The book reviews the science of climate change and explains why it is one of the most difficult problems humanity has ever tackled.
Seeing through Race is a boldly original reinterpretation of the iconic photographs of the black civil rights struggle.
Lynch mobs, chain gangs, and popular views of black southern criminals that defined the Jim Crow South are well known. We know less about the role of the urban North in shaping views of race and crime in American society.
Posted by Mark Jackson at 10:37 AM
Labels: african americans social conditions, crime and race united states, discrimination in criminal justice administration United States, United States race relations
Women and Slavery offers readers an opportunity to examine the establishment, growth, and evolution of slavery in the United States as it impacted women - enslaved and free.
The Peoples of Southeast Asia Today offers an anthropological treatment of the ethnography and ethnology of Southeast Asia, covering both the mainland and the insular regions.
Southern Horrors provides a startling view into the Jim Crow South where the precarious and subordinate position of women linked black and white anti-rape activists together in fragile political alliances.
An American Western made by a Taiwanese director and filmed in Canada, Brokeback Mountain was a global cultural phenomenon even before it became the highest grossing gay-themed drama in film history.

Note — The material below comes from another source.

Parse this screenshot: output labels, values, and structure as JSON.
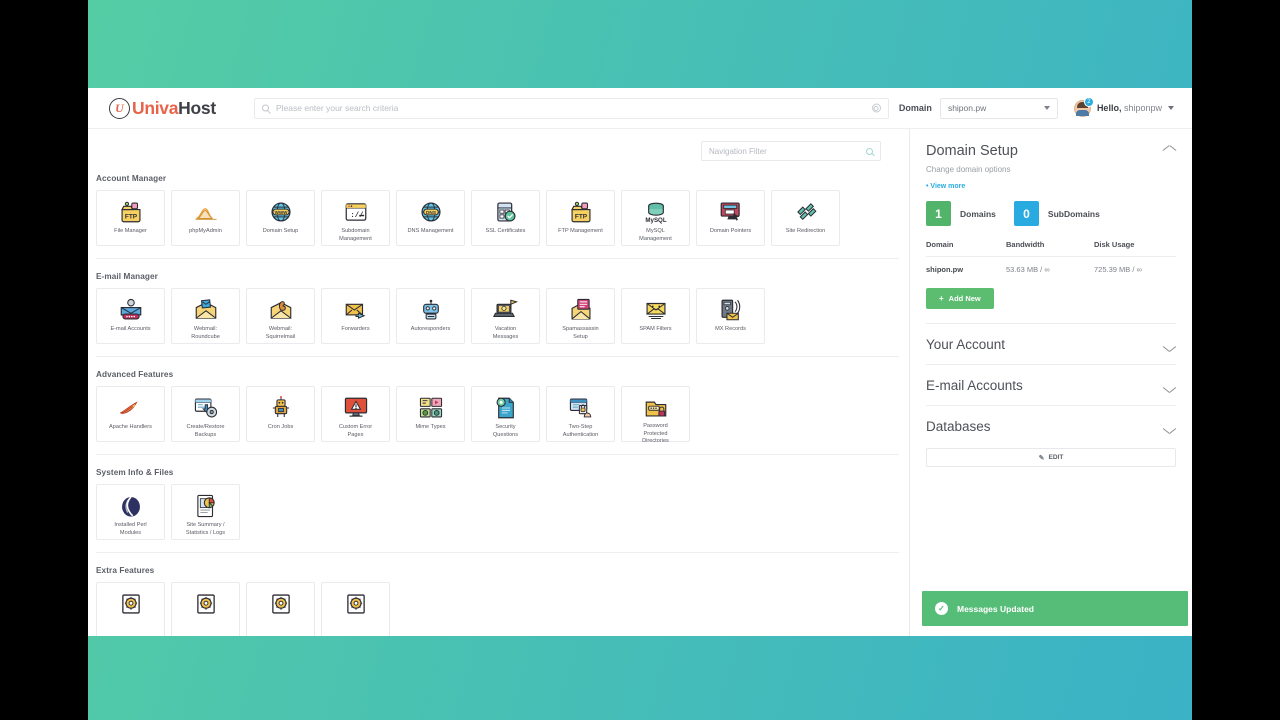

Few films have inspired as much passion and debate, or produced as many contradictory responses, from online homage to late-night parody.
This collection highlights the fluidity of masculinity in American popular culture at the turn of the new millennium and beyond by examining possibilities for male identity formation.
With decades of experience training and helping artists, the expert staff of the New York Foundation for the Arts have compiled a “best practices”
approach to planning and organizing an art career.
The first edited collection to bring ecocritical studies into a necessary dialogue with postcolonial literature, this volume offers rich and suggestive ways to explore the relationship between humans and nature around the globe, drawing from texts from Africa and the Caribbean, as well as the Pacific Islands and South Asia.
This Companion introduces readers to the range of debates that inform studies of works by lesbian and gay writers and of literary representations of same-sex desire and queer identities.
Reaching beyond sensational headlines, Land of the Unconquerable at last offers a three-dimensional portrait of Afghan women.
Rap’s critique of police brutality in the 1980s. The Hip Hop Political Convention. The rise (and fall) of Kwame Kilpatrick, the “hip-hop mayor” of Detroit. Barack Obama echoing the body language of Jay-Z on the campaign trail.
Thursday, November 17, 2011
Sean Wilentz discovered Bob Dylan’s music as a teenager growing up in Greenwich Village. Now, almost half a century later, he revisits Dylan’s work with the skills of an eminent American historian as well as the passion of a fan. [Image and text from the publisher]
Anyone interested in American history, the Constitution, and the Civil War will be anxious to read this excellent book. -- Frank J. Williams, former Chief Justice of the Rhode Island
Here, TourÉ divulges intimate, funny, and painful stories of how race and racial expectations have shaped his life and explores how the concept of Post-Blackness functions in politics, society, psychology, art, culture, and more.